## What needs to be done
Using the entries that follow, please report how many lines contain the word "definition", with no other words.

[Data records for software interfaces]
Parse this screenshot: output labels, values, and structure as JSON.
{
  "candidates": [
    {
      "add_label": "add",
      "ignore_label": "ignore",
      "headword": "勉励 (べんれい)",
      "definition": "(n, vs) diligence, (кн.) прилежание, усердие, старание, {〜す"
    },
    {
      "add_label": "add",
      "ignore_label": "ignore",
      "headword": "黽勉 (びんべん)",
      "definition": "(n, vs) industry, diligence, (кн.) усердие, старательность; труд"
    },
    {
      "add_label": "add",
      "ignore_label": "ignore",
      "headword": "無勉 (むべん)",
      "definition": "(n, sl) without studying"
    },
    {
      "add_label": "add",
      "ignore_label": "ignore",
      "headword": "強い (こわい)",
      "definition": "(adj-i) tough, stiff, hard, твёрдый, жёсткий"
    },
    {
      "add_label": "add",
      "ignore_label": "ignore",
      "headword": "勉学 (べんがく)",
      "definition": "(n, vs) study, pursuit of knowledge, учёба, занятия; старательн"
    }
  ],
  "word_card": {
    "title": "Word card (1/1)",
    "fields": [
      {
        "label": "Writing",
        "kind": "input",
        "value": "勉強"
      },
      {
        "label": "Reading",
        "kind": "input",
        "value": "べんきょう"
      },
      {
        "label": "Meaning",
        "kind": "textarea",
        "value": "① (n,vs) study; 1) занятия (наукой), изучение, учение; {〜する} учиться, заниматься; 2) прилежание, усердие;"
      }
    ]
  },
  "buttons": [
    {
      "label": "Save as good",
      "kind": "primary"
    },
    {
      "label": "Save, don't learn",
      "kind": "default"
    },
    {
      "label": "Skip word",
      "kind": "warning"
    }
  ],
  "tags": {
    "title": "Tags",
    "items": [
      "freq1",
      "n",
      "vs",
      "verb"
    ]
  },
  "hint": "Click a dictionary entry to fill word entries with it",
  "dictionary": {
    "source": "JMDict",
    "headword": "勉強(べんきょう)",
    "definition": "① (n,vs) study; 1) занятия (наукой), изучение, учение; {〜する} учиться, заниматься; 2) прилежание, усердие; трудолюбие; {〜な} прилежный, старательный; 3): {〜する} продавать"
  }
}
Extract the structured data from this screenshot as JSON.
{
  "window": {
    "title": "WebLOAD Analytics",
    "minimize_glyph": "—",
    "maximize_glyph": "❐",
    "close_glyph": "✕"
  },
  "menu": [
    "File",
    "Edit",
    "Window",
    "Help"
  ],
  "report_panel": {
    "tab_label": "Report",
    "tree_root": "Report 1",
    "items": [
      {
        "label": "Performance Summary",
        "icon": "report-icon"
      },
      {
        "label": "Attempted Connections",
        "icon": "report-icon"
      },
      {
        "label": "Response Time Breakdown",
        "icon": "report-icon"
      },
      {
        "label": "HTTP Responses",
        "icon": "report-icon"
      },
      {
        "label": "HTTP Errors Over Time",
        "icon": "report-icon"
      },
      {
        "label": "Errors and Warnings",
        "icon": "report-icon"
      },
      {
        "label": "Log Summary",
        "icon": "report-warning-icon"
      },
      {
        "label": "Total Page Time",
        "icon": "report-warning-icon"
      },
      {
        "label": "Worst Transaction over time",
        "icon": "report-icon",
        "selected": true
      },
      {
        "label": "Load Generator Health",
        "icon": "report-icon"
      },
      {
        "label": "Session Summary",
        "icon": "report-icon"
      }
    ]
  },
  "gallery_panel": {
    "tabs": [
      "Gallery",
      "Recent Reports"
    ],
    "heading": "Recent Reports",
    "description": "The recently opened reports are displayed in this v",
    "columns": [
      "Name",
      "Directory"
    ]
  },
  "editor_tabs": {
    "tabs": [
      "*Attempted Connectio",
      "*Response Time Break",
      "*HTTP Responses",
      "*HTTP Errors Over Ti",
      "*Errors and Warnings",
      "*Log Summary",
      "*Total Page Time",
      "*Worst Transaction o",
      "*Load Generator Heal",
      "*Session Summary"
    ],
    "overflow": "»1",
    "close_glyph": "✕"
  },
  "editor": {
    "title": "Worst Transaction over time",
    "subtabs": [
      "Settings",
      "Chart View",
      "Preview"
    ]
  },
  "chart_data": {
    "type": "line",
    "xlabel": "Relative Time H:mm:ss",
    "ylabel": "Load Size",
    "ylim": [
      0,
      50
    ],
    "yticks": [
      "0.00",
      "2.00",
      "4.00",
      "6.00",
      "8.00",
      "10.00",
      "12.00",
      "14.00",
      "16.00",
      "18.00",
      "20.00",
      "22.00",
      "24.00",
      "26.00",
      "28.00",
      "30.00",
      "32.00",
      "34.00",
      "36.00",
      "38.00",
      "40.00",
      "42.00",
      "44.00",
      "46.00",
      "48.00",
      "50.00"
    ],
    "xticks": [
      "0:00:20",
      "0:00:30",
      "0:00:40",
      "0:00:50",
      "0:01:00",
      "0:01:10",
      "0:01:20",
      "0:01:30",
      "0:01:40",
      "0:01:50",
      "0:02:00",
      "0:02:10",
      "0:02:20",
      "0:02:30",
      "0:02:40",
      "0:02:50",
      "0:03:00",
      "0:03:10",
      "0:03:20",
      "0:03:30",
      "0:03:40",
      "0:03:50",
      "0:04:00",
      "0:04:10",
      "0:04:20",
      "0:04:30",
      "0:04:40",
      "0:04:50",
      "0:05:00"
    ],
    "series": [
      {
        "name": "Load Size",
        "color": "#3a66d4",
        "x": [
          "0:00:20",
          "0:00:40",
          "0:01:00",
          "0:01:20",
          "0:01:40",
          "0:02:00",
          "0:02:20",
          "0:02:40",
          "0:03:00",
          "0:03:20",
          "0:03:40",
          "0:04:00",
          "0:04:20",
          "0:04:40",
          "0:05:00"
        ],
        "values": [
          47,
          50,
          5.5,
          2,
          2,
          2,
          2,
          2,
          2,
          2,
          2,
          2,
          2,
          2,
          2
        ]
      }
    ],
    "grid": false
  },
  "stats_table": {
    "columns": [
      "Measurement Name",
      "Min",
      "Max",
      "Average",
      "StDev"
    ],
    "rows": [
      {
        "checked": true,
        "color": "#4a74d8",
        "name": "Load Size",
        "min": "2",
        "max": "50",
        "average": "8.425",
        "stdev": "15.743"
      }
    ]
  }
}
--
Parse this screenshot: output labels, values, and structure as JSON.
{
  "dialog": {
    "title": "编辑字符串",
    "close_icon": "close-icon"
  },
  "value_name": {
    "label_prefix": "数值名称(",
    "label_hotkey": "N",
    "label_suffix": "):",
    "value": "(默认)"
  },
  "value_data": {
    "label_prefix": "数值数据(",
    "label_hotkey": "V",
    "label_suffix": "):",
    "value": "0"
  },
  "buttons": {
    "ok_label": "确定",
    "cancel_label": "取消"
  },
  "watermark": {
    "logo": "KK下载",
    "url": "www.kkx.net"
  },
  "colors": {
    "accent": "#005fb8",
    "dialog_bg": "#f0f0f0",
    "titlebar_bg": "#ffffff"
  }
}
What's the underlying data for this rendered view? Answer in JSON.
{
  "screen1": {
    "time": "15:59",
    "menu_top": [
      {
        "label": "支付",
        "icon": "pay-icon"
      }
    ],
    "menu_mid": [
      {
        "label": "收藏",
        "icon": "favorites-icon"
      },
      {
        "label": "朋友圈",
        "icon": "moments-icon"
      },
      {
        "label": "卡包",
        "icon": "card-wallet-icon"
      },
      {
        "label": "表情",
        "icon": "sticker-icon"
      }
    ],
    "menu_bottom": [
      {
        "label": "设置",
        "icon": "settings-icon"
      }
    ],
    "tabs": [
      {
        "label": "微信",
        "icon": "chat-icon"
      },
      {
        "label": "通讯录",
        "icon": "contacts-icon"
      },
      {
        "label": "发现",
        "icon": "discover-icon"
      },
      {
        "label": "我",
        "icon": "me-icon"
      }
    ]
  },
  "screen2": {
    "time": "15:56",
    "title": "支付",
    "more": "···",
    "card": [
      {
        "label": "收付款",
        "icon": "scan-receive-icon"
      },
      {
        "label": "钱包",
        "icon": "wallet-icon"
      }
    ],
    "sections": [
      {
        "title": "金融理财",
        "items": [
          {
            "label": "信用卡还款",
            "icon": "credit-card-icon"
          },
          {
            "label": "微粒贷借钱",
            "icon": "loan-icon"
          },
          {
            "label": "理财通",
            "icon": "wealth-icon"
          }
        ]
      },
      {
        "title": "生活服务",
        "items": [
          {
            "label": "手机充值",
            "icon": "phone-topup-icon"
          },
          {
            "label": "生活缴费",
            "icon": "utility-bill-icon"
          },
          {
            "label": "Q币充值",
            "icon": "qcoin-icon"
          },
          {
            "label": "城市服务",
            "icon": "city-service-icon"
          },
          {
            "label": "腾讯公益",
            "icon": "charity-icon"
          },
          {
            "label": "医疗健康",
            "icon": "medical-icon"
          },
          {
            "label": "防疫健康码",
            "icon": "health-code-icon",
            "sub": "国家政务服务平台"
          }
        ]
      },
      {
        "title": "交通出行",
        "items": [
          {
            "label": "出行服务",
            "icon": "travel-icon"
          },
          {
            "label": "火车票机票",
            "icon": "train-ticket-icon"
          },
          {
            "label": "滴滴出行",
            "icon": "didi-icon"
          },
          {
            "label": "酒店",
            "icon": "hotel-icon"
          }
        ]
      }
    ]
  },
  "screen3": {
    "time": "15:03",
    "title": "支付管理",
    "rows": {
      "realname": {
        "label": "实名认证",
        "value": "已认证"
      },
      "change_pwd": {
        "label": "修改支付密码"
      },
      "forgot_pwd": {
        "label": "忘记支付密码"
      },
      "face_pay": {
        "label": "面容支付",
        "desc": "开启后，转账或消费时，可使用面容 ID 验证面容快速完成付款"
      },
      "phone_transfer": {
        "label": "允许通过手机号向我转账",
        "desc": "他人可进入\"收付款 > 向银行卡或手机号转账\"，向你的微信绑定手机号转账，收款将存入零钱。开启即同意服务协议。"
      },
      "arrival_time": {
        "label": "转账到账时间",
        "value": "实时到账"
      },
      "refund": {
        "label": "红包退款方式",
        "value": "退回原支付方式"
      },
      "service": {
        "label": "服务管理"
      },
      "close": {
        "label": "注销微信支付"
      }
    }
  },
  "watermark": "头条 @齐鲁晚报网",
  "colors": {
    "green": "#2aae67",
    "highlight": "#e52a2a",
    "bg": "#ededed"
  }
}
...
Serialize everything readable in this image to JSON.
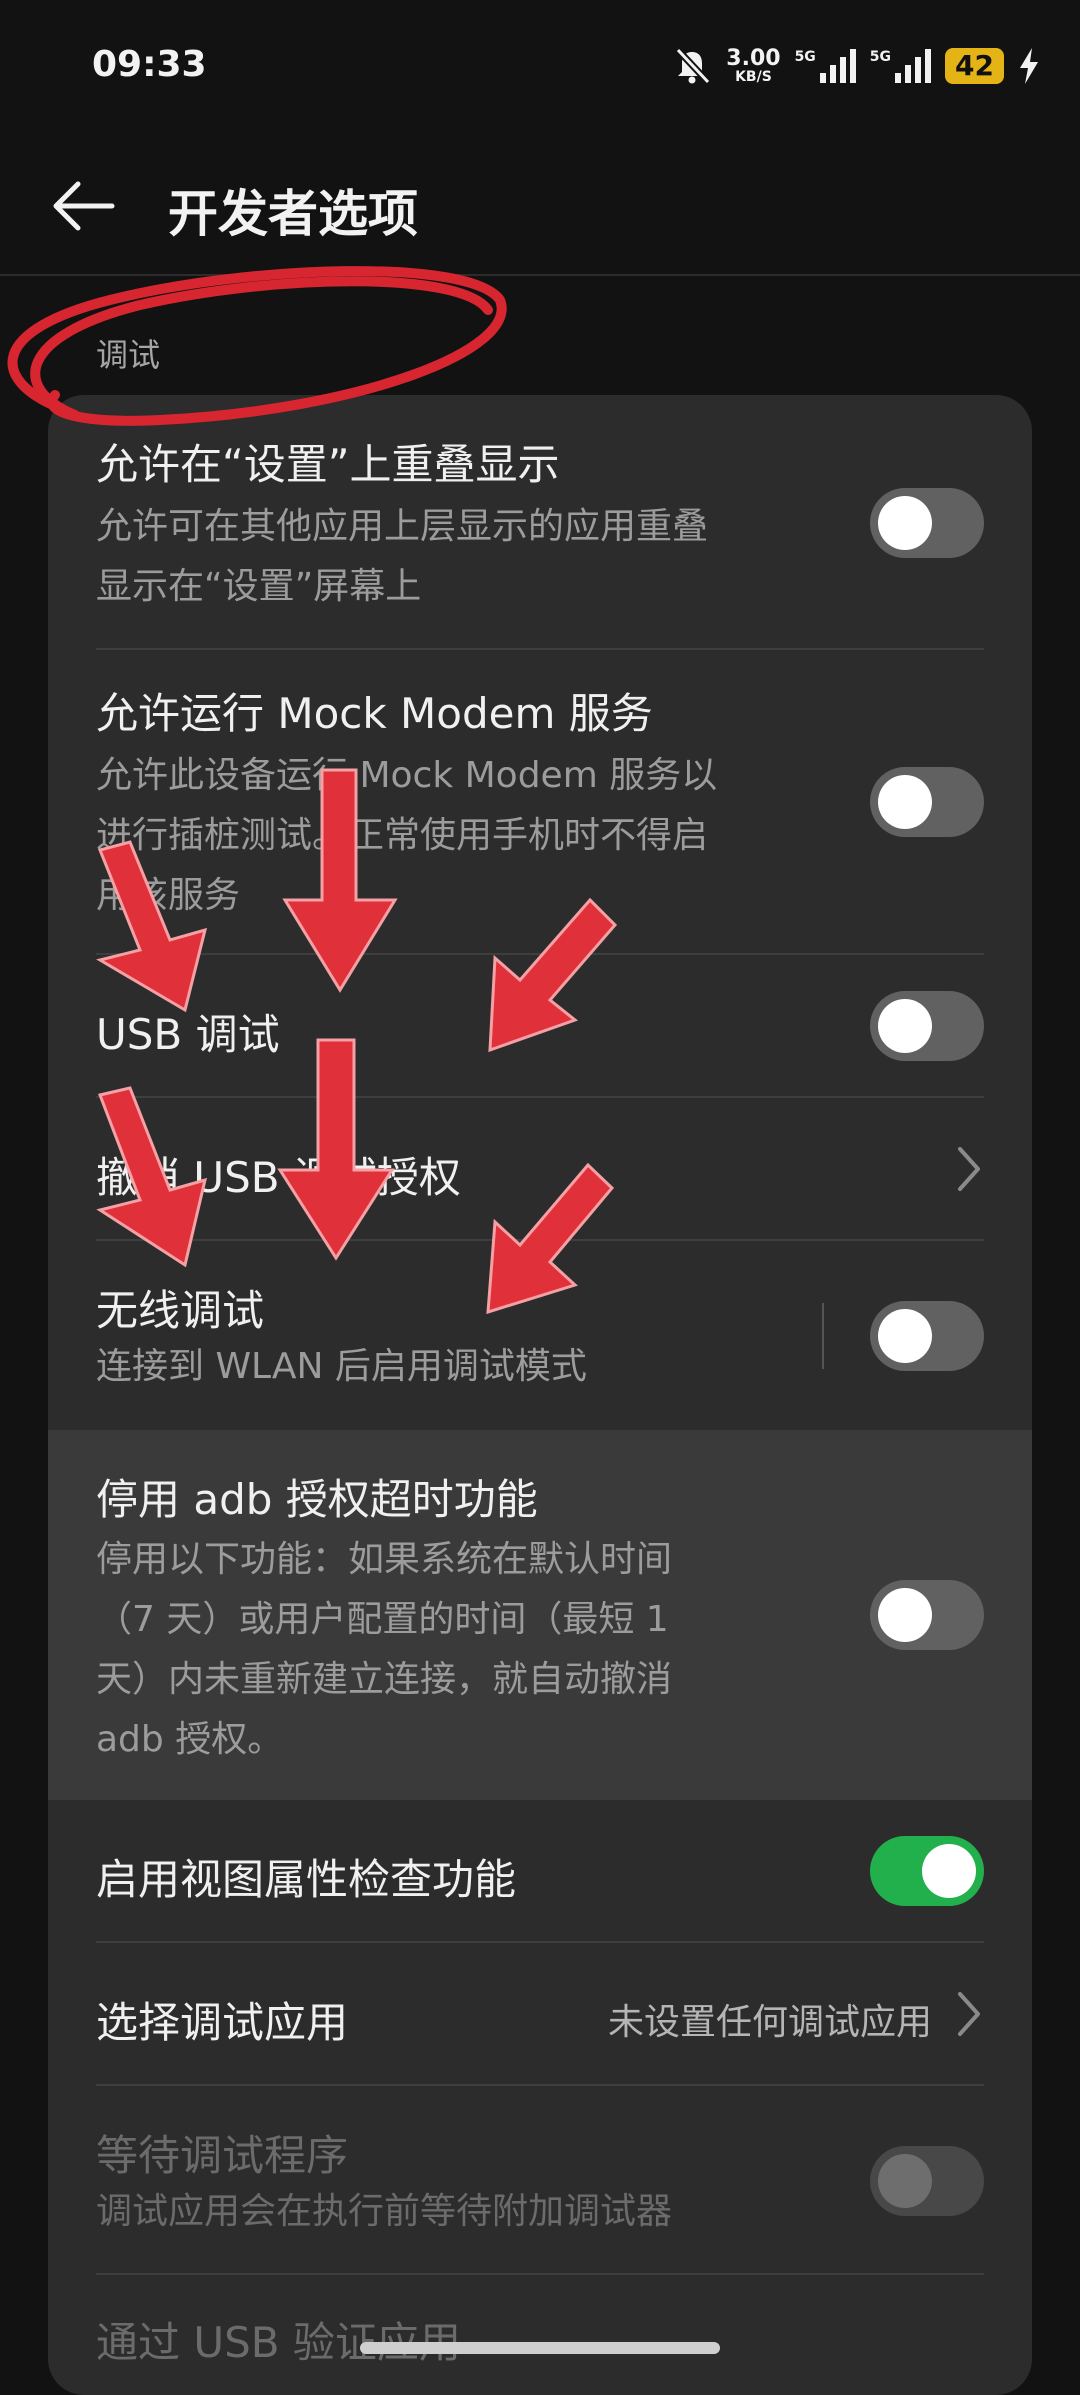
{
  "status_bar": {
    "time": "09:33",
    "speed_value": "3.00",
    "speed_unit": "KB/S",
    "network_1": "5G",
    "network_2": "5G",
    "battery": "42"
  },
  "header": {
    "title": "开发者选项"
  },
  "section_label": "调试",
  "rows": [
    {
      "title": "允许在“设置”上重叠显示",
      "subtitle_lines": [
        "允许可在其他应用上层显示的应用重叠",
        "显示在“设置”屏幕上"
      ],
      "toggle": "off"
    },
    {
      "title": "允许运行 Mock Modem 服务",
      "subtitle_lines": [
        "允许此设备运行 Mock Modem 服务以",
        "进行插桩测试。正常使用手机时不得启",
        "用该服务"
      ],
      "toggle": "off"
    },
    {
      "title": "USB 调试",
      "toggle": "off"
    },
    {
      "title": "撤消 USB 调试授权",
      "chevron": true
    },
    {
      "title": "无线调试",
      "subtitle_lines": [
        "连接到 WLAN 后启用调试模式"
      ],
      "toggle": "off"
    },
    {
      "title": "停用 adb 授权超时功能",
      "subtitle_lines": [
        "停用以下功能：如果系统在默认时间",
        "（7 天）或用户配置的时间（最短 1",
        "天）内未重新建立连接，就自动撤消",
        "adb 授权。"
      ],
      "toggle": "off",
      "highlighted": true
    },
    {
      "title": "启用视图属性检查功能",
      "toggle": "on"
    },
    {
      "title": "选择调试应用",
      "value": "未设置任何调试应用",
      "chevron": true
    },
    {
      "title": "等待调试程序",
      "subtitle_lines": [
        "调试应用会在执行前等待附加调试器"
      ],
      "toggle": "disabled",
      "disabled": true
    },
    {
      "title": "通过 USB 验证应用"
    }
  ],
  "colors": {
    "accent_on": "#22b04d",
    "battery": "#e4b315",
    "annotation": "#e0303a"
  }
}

## Response area
6